Sergeant Russell Pierce, from Mayview, Missouri, a cattle rancher and row-crop farmer, was placed in charge of the fish hatchery project. After searching the internet for information he began work with the Nangarhar Fish Producers Association.
Sgt. 1st Class Russell Pierce, Mayview, Missouri: "Even when I started that, it's hard to get out of the, you know, 21st century American mindset where you're saying, 'well we need to, you know, get some electronics this and and, ahm we need to computerize that or get aeration pumps'... Their power grid is is very poor; to a point that they don't even count on it."
Some thought was given to upgrading an existing hatchery but it was determined the facility was in a flood plane and a new location had to be found. When the ADT left in late December 2008, negotiations for a new facility just outside of Jalalabad were in progress.
Once in Afghanistan, the ADT considered the knowledge they were imparting might be used to grow more opium poppies, the main ingredient in the illegal drug heroin. But after asking local farmers about the issue they were assured poppy growing was a criminal problem not an agricultural one.
Master Sgt. Larry Godsey, Marshall, Missouri: "With...world wheat prices what they were this past year wheat actually was more profitable than poppy. So that probably helped us I don't know...But I guess you have to look at it in terms of incentives. There's a reason why people grow poppy and, and typically they grow it, number one, either because that's the only alternative they have or, number two, is because they're being forced to grow it.
The focal point of the mission became water management for electrical power generation and irrigation.
To help bring electricity to rural regions of the country the team completely refurbished two hydroelectric dam. The generating plants now supply power to the nearby villages of Sengani and Omarkheyl and to the small grain mills installed at each dam site.

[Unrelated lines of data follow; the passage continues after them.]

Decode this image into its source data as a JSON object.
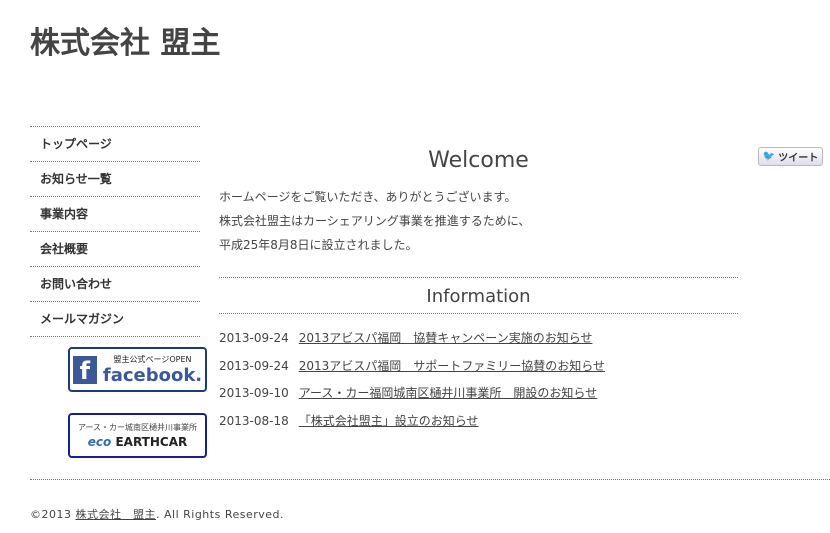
{
  "site": {
    "title": "株式会社 盟主"
  },
  "nav": [
    "トップページ",
    "お知らせ一覧",
    "事業内容",
    "会社概要",
    "お問い合わせ",
    "メールマガジン"
  ],
  "banners": {
    "facebook": {
      "top": "盟主公式ページOPEN",
      "brand": "facebook."
    },
    "earthcar": {
      "top": "アース・カー城南区樋井川事業所",
      "brand_eco": "eco",
      "brand": "EARTHCAR"
    }
  },
  "tweet": {
    "label": "ツイート",
    "icon": "twitter-bird-icon"
  },
  "main": {
    "welcome": "Welcome",
    "paragraphs": [
      "ホームページをご覧いただき、ありがとうございます。",
      "株式会社盟主はカーシェアリング事業を推進するために、",
      "平成25年8月8日に設立されました。"
    ],
    "information": "Information",
    "news": [
      {
        "date": "2013-09-24",
        "title": "2013アビスパ福岡　協賛キャンペーン実施のお知らせ"
      },
      {
        "date": "2013-09-24",
        "title": "2013アビスパ福岡　サポートファミリー協賛のお知らせ"
      },
      {
        "date": "2013-09-10",
        "title": "アース・カー福岡城南区樋井川事業所　開設のお知らせ"
      },
      {
        "date": "2013-08-18",
        "title": "「株式会社盟主」設立のお知らせ"
      }
    ]
  },
  "footer": {
    "prefix": "©2013 ",
    "link": "株式会社　盟主",
    "suffix": ". All Rights Reserved."
  }
}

Larry Godsey, Marshall, Missouri: "They don't know who we were and by going into these communities and getting them electricity or getting them a wheat mill or a corn mill or whatever it's you know its winning the hearts and minds and that's what we were trying to do."
The one project Godsey and his team thought might help the most was the installation of check-dams to hold back spring melt water. The water would then be available for irrigation during the heat of the region's sweltering summers when the mercury often passes 130 degrees. Three optimal locations were found high in the nearby mountains.
To reach these sites, the team often would drive several hours and, once the trail became too rough for vehicles, walk several more.
Sgt. 1st Class Russell Pierce, Mayview, Missouri:"...I think there were times that we were in areas that were um definitely not exactly friendly to US Forces but because of who we were and what we were doing and the reputation that we um built quickly among those individuals over there. We got away with a lot of stuff we shouldn't have."
Gratification aside, ADT members are quick to count the cost of their mission against the benefits of their work. Despite the Pentagon's commitment of more than a million dollars Godsey continues to weigh the risks and rewards.
Master Sgt. Larry Godsey, Marshall, Missouri: "I enjoyed the mission, it was dangerous, it was challenging, um, it was frustrating at times, but it was one of those missions where you really felt like you were making an impact. And you're doing something for people and you felt like you're making progress. And so do I want to go back? Yeah, I'd go back. I don't know if I want to go back for another year but I'd go back."
For Market to Market, I'm David Miller.